Clint Eastwood’s latest movie, “Sully,” is about a man who is excellent at his job. Specifically, it tells the story of Capt. Chesley Sullenberger and how, on a frigid January afternoon in 2009, he came to land a plane on the Hudson River. The movie is economical and solid, and generally low-key when it’s not freaking you out. That it unnerves you as much as it does may seem surprising, given that going in, we know how this story ends. But Mr. Eastwood is also very good at his job, a talent that gives the movie its tension along with an autobiographical sheen.
The story largely involves what happens after Sully (Tom Hanks), his crew and his passengers were plucked from the river, specifically theinvestigation by the National Transportation Safety Board. The investigators, a panel of long-faced, mostly male judges, poke and prod at Sully and his co-pilot, Jeff Skiles (a sturdy Aaron Eckhart), forcing them to defend ditching the plane into the Hudson. Framed as a series of face-offs, the inquiry registers as more testy than adversarial, and the casting of comfortably familiar character actors — Anna Gunn, Jamey Sheridan and the affable-looking Mike O’Malley — implies that these sleuths aren’t inquisitors, just rolling up their sleeves to get right to work.
Mr. Hanks slips into Sully easily, with a grandfatherly wreath of white hair, a tidy mustache and an air of steadfast, professional calm that’s only occasionally beaded in sweat. It’s hard to imagine anyone else in the role, except perhaps for an older Matt Damon, another actor who conveys the old-fashioned, stoic heroism that movie companies have been outsourcing to Australian actors for years. So many younger actors read as slier than Mr. Hanks, whose appeal has always been that he seems like an awfully nice guy.
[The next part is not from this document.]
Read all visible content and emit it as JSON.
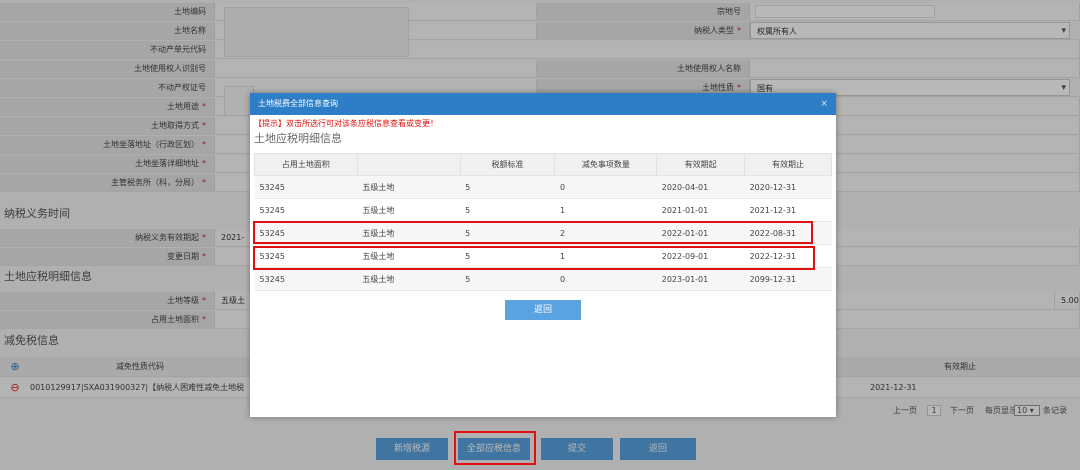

It takes talent to persuade a mass audience that you’re decency incarnate, but Mr. Hanks goes one better by making decency into something like soul.
Mr. Eastwood’s filmmaking is expedient (no fuss, no muss), detailed and distinguished by sudden beauty, as when Sully, after the accident, stands alone while framed against the wintry lead-gray sky out of which he just fell. Mr. Eastwood is a musician, and he plays with the story’s competing moods and rhythms with suppleness, setting one scene to the steady beat of everyday life, only to amp another until it races like a thudding heart. The accident, which remains unnervingly in the register of the real, is a master class in direction, as the reassuring engine hum gives way to a spooky near-silence that’s soon punctured by gasps, cries and terrifying shouts: “Brace, brace! Heads down, stay down!”
“Sully” is a portrait of a hero — Mr. Sullenberger’s decision to land the plane on the Hudson helped save 155 lives, his own included — but one who, after the accident, is troubled both by what might have been (death, destruction) and by an unassuming man’s discomfort with the spotlight. Sully isn’t cut along the cynically frayed lines of assorted current screen heroes, with their nihilism lite and butchery, nor does he fit the existential mode, the man in revolt, like Jason Bourne. Sully is hewed from more classical stuff; he’s the hero whose dignity, as Lionel Trilling wrote, “is wholly manifest in word and deed, in physique and comportment.” Yet Sully is also very much alone, separated by ability and character, as well as by all the directorial choices that isolate him.
Heroism has long been one of Mr. Eastwood’s themes as an actor and a director, though his portraits tend to be complicated by an annihilating violence often unthinkable in the classical Hollywood days. Draped in black, as if swathed in mourning crepe, some of his most memorable later movies explore the tragic consequences of violence, which runs through communities and individuals alike. They’re profoundly, sometimes uncomfortably, American testaments. By contrast, there’s no tragedy in “Sully,” just sighs of relief, probing questions and an outwardly uncomplicated hero whose extraordinariness is so deeply imbued that it is finally the most ordinary thing about him. You might think that Mr. Eastwood had mellowed, but the very singularity of this movie’s hero suggests otherwise.
MANOHLA DARGIS/NY TIMES